The purpose of pH in water is to gauge a solution's acidity or basicity. It indicates the amount of hydrogen ions present in a liquid. A high pH suggests a lower hydrogen concentration while a low pH indicates, a higher hydrogen concentration.
What is pH in water? How is pH level measured?
The hydrogen ion concentration, often known as the pH value, is a metric used to determine how acidic or alkaline a solution is. A pH of 7 indicates a neutral solution, a pH of less than 7 indicates an acidic solution, and a pH of more than 7 indicates a basic solution.
The concentration of hydrogen ions in the solution changes by 10 times for every unit change in pH. The concentration of hydrogen ions in a given solution affects the electric potential that develops, between two suitable electrodes submerged in that solution. This characteristic is used to determine a solution's pH level.
This standard only covers the key elements of pH meter performance.

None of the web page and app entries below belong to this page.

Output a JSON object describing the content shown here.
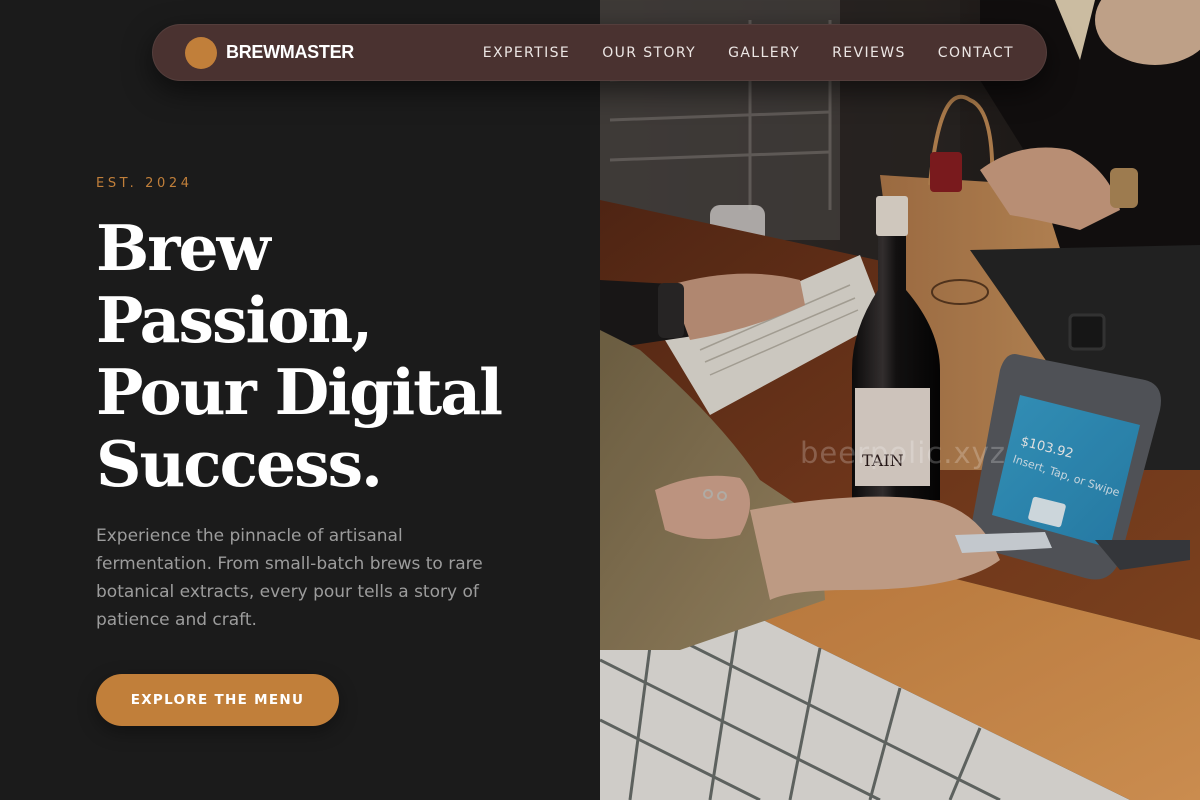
{
  "brand": {
    "name": "BREWMASTER",
    "accent_color": "#c17f3a"
  },
  "nav": {
    "links": [
      "EXPERTISE",
      "OUR STORY",
      "GALLERY",
      "REVIEWS",
      "CONTACT"
    ]
  },
  "hero": {
    "eyebrow": "EST. 2024",
    "headline_lines": [
      "Brew",
      "Passion,",
      "Pour Digital",
      "Success."
    ],
    "description": "Experience the pinnacle of artisanal fermentation. From small-batch brews to rare botanical extracts, every pour tells a story of patience and craft.",
    "cta_label": "EXPLORE THE MENU"
  },
  "photo": {
    "watermark": "beerpolic.xyz",
    "terminal_amount": "$103.92",
    "terminal_prompt": "Insert, Tap, or Swipe",
    "bottle_label": "TAIN"
  },
  "colors": {
    "background": "#1b1b1b",
    "navbar": "#4a3230",
    "muted_text": "#9c9c9c"
  }
}
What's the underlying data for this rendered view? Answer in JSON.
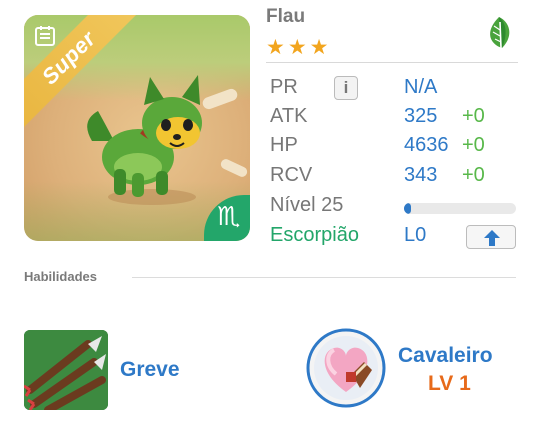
{
  "monster": {
    "name": "Flau",
    "stars": 3,
    "rarity_badge": "Super",
    "element_icon": "leaf-icon",
    "zodiac_symbol": "♏"
  },
  "stats": {
    "pr_label": "PR",
    "pr_value": "N/A",
    "atk_label": "ATK",
    "atk_value": "325",
    "atk_bonus": "+0",
    "hp_label": "HP",
    "hp_value": "4636",
    "hp_bonus": "+0",
    "rcv_label": "RCV",
    "rcv_value": "343",
    "rcv_bonus": "+0",
    "level_label": "Nível 25",
    "level_progress": 0.06,
    "zodiac_label": "Escorpião",
    "zodiac_level": "L0"
  },
  "skills": {
    "section_title": "Habilidades",
    "skill_name": "Greve",
    "leader_name": "Cavaleiro",
    "leader_level": "LV 1"
  },
  "colors": {
    "accent_blue": "#2e79c7",
    "bonus_green": "#58b84a",
    "zodiac_green": "#23a66a",
    "star_gold": "#f2a51e",
    "level_orange": "#e76a1a"
  }
}
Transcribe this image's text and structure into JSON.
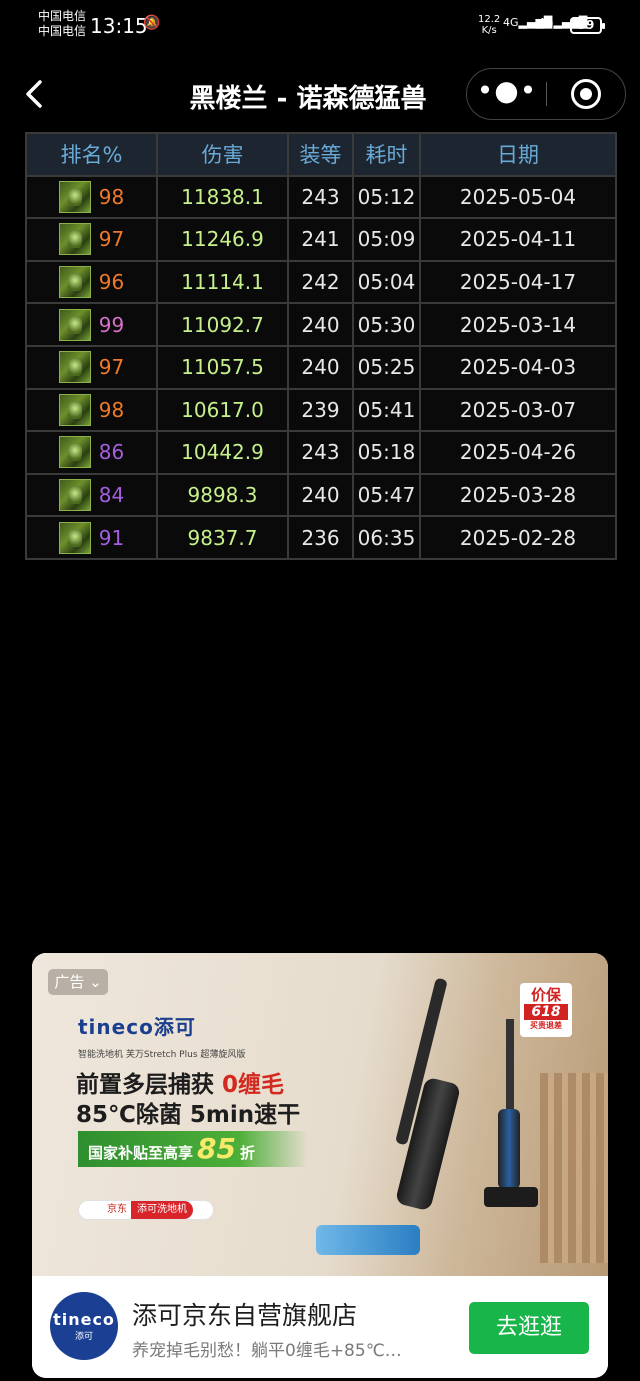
{
  "status": {
    "carrier1": "中国电信",
    "carrier2": "中国电信",
    "time": "13:15",
    "net_speed_value": "12.2",
    "net_speed_unit": "K/s",
    "signal1": "4G",
    "signal2": "4G",
    "battery": "59"
  },
  "nav": {
    "back_icon": "chevron-left-icon",
    "title": "黑楼兰 - 诺森德猛兽",
    "more_icon": "more-dots-icon",
    "close_icon": "miniprogram-close-icon"
  },
  "table": {
    "headers": [
      "排名%",
      "伤害",
      "装等",
      "耗时",
      "日期"
    ],
    "rows": [
      {
        "rank": "98",
        "rank_color": "#f07a2a",
        "damage": "11838.1",
        "ilvl": "243",
        "time": "05:12",
        "date": "2025-05-04"
      },
      {
        "rank": "97",
        "rank_color": "#f07a2a",
        "damage": "11246.9",
        "ilvl": "241",
        "time": "05:09",
        "date": "2025-04-11"
      },
      {
        "rank": "96",
        "rank_color": "#f07a2a",
        "damage": "11114.1",
        "ilvl": "242",
        "time": "05:04",
        "date": "2025-04-17"
      },
      {
        "rank": "99",
        "rank_color": "#d870c8",
        "damage": "11092.7",
        "ilvl": "240",
        "time": "05:30",
        "date": "2025-03-14"
      },
      {
        "rank": "97",
        "rank_color": "#f07a2a",
        "damage": "11057.5",
        "ilvl": "240",
        "time": "05:25",
        "date": "2025-04-03"
      },
      {
        "rank": "98",
        "rank_color": "#f07a2a",
        "damage": "10617.0",
        "ilvl": "239",
        "time": "05:41",
        "date": "2025-03-07"
      },
      {
        "rank": "86",
        "rank_color": "#a65ee0",
        "damage": "10442.9",
        "ilvl": "243",
        "time": "05:18",
        "date": "2025-04-26"
      },
      {
        "rank": "84",
        "rank_color": "#a65ee0",
        "damage": "9898.3",
        "ilvl": "240",
        "time": "05:47",
        "date": "2025-03-28"
      },
      {
        "rank": "91",
        "rank_color": "#a65ee0",
        "damage": "9837.7",
        "ilvl": "236",
        "time": "06:35",
        "date": "2025-02-28"
      }
    ]
  },
  "ad": {
    "tag": "广告",
    "brand": "tineco添可",
    "subline": "智能洗地机 芙万Stretch Plus 超薄旋风版",
    "headline1_a": "前置多层捕获 ",
    "headline1_b": "0缠毛",
    "headline2": "85℃除菌 5min速干",
    "subsidy_pre": "国家补贴至高享",
    "subsidy_num": "85",
    "subsidy_post": "折",
    "jd_label": "京东",
    "jd_tag": "添可洗地机",
    "badge_top": "价保",
    "badge_num": "618",
    "badge_sub": "买贵退差",
    "store_logo_text": "tineco",
    "store_logo_sub": "添可",
    "store_name": "添可京东自营旗舰店",
    "store_sub": "养宠掉毛别愁！躺平0缠毛+85℃…",
    "cta": "去逛逛"
  }
}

It has also been thought about whether pH meter attachments can be switched out.
What affects water's pH levels?
Water is neither acidic nor basic, having a pH of 7, which indicates that it is neutral. The scale goes from 0 (extremely acidic) to 14 (very alkaline) or (very basic). Water often falls between the range of 6.5 and 8.5 on the scale.
Water's pH can change depending on the environment
Rainwater typically has a pH of 5.65 since it is inherently more acidic. However, when this water is released into the atmosphere, it interacts with atmospheric carbon dioxide, increasing acidity and lowering pH.
The pH of rainwater will again be influenced by the geology of the area, once it has reached the ground. This water will grow more basic as it permeates through layers of mineral-rich rock. However, it is unlikely that it will change much at all if it is exclusively exposed to igneous rock, like granite.
It can also be impacted by wastewater and mining discharges. Wastewater is normally neutral, but chemicals, pollutants, and other impurities can make the water much more acidic or alkaline.
Safe range of pH for drinking water
Water's safe pH range, according to the Environmental Protection Agency (EPA), is between 6.5 and 8.5. Water should not be consumed in amounts higher or lower than this. 7 is the ideal reading for drinking water.
What do we offer?
As we are aware now that the water should have a pH of between 6.5 and 8.5 while being used for drinking; ideally, it should be as near to 7. The water is unsafe to drink if it is any higher or lower than this. Therefore, our experts at Netsol Water will assist you in selecting the most effective technique for measuring pH, and controlling pH for the best water quality.